▶ **Action item**
Using the material that follows, identify and copy each line with the string "IGBT".

▶ **Available data**
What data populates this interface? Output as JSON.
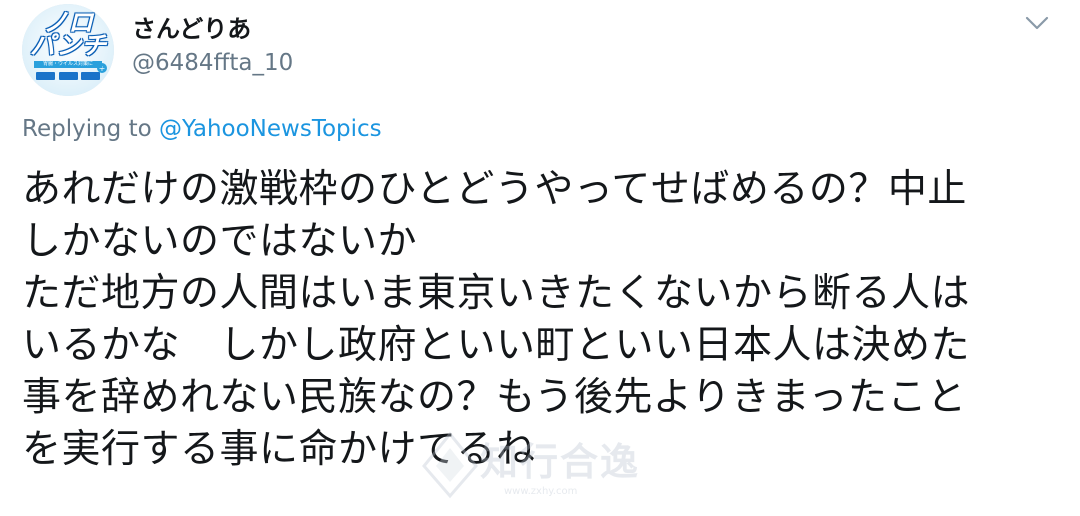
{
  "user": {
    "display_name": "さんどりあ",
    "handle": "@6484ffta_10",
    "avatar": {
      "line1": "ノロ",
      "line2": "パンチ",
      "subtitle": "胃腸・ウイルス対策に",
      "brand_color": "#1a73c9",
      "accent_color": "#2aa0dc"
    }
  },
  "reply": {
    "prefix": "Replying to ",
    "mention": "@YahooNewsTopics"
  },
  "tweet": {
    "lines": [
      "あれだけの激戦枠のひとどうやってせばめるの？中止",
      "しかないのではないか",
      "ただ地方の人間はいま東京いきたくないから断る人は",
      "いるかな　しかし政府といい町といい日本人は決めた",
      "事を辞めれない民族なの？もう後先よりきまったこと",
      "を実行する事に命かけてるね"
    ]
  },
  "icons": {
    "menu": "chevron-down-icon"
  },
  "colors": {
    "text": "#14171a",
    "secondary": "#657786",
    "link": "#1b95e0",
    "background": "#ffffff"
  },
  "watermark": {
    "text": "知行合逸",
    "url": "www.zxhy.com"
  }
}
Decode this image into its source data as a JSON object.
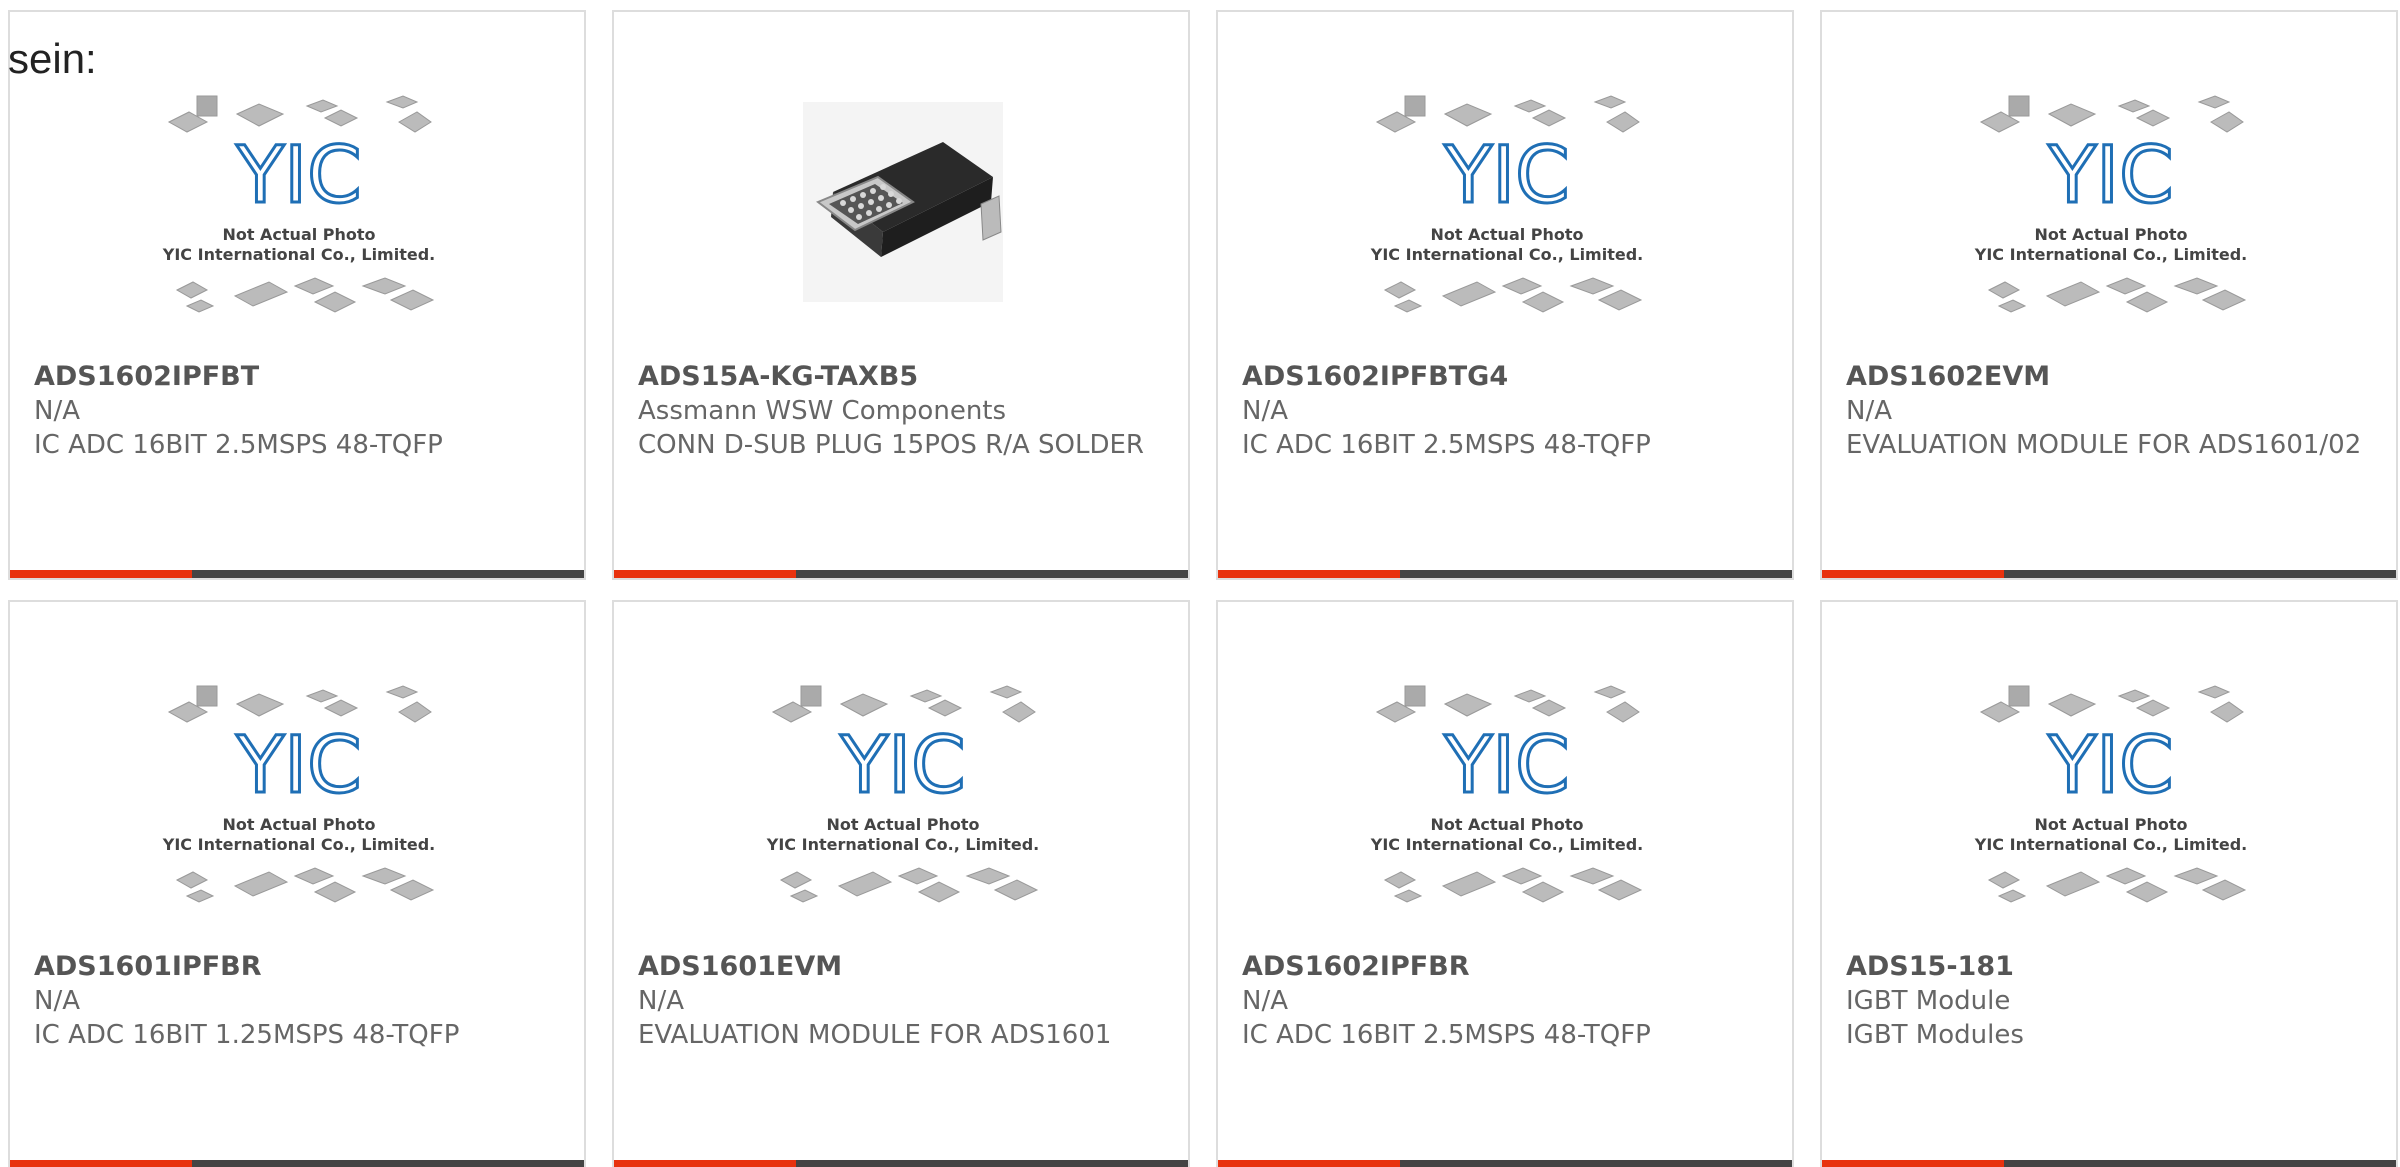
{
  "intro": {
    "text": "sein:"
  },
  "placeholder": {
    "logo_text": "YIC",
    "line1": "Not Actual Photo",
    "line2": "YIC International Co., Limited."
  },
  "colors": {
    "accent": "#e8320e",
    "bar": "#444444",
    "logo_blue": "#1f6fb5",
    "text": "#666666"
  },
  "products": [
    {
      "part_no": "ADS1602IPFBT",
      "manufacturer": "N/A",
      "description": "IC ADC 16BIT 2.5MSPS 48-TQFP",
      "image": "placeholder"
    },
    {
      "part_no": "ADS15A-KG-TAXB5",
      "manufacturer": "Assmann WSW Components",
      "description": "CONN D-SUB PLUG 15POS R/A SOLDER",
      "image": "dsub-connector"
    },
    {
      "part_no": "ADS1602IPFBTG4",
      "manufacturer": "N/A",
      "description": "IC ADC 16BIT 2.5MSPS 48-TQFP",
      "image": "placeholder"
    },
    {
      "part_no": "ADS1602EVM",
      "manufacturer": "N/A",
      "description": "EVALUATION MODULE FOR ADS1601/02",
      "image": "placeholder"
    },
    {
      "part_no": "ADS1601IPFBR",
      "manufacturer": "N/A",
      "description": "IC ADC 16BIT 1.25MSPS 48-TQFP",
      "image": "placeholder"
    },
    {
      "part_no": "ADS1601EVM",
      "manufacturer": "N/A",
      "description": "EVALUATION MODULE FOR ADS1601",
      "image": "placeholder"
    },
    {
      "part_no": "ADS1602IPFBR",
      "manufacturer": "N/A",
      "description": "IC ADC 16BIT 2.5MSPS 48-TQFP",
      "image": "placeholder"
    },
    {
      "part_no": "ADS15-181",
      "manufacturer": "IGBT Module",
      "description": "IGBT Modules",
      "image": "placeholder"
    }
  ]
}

▶ **Your solution**
      "manufacturer": "IGBT Module",
      "description": "IGBT Modules",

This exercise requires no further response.